** Input **
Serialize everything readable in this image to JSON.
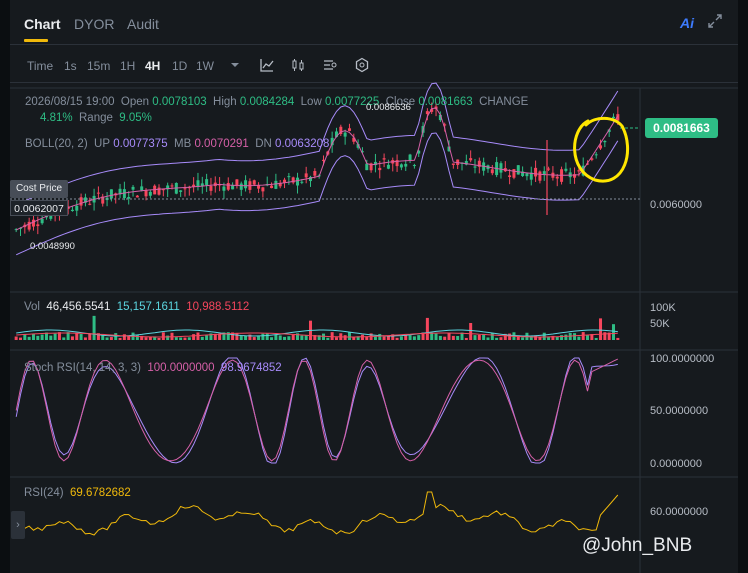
{
  "tabs": [
    {
      "label": "Chart"
    },
    {
      "label": "DYOR"
    },
    {
      "label": "Audit"
    }
  ],
  "header": {
    "ai_label": "Ai"
  },
  "timeframes": [
    {
      "label": "Time"
    },
    {
      "label": "1s"
    },
    {
      "label": "15m"
    },
    {
      "label": "1H"
    },
    {
      "label": "4H"
    },
    {
      "label": "1D"
    },
    {
      "label": "1W"
    }
  ],
  "active_timeframe": "4H",
  "ohlc": {
    "date": "2026/08/15 19:00",
    "open_label": "Open",
    "open": "0.0078103",
    "high_label": "High",
    "high": "0.0084284",
    "low_label": "Low",
    "low": "0.0077225",
    "close_label": "Close",
    "close": "0.0081663",
    "change_label": "CHANGE",
    "change": "4.81%",
    "range_label": "Range",
    "range": "9.05%"
  },
  "boll": {
    "label": "BOLL(20, 2)",
    "up_label": "UP",
    "up": "0.0077375",
    "mb_label": "MB",
    "mb": "0.0070291",
    "dn_label": "DN",
    "dn": "0.0063208"
  },
  "vol": {
    "label": "Vol",
    "v1": "46,456.5541",
    "v2": "15,157.1611",
    "v3": "10,988.5112"
  },
  "stoch": {
    "label": "Stoch RSI(14, 14, 3, 3)",
    "k": "100.0000000",
    "d": "98.9674852"
  },
  "rsi": {
    "label": "RSI(24)",
    "value": "69.6782682"
  },
  "price_axis": {
    "tag": "0.0081663",
    "level": "0.0060000",
    "max_mark": "0.0086636",
    "min_mark": "0.0048990"
  },
  "cost": {
    "title": "Cost Price",
    "value": "0.0062007"
  },
  "vol_axis": {
    "t1": "100K",
    "t2": "50K"
  },
  "stoch_axis": {
    "t1": "100.0000000",
    "t2": "50.0000000",
    "t3": "0.0000000"
  },
  "rsi_axis": {
    "t1": "60.0000000"
  },
  "watermark": "@John_BNB",
  "colors": {
    "up": "#2ebd85",
    "down": "#f6465d",
    "boll_band": "#a78bfa",
    "mb": "#d660a8",
    "stoch_k": "#d660a8",
    "stoch_d": "#a78bfa",
    "rsi": "#f0b90b",
    "highlight": "#ffe600"
  },
  "chart_data": [
    {
      "type": "candlestick",
      "title": "",
      "x_range": [
        "07/05",
        "08/15"
      ],
      "ylim": [
        0.004,
        0.009
      ],
      "last_close": 0.0081663,
      "high_mark": 0.0086636,
      "low_mark": 0.004899,
      "cost_price": 0.0062007
    },
    {
      "type": "bar",
      "title": "Vol",
      "ylim": [
        0,
        100000
      ]
    },
    {
      "type": "line",
      "title": "Stoch RSI(14, 14, 3, 3)",
      "ylim": [
        0,
        100
      ]
    },
    {
      "type": "line",
      "title": "RSI(24)",
      "last_value": 69.6782682
    }
  ]
}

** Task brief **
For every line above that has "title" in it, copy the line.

** Result of the task **
    "title": "Cost Price",
      "title": "",
      "title": "Vol",
      "title": "Stoch RSI(14, 14, 3, 3)",
      "title": "RSI(24)",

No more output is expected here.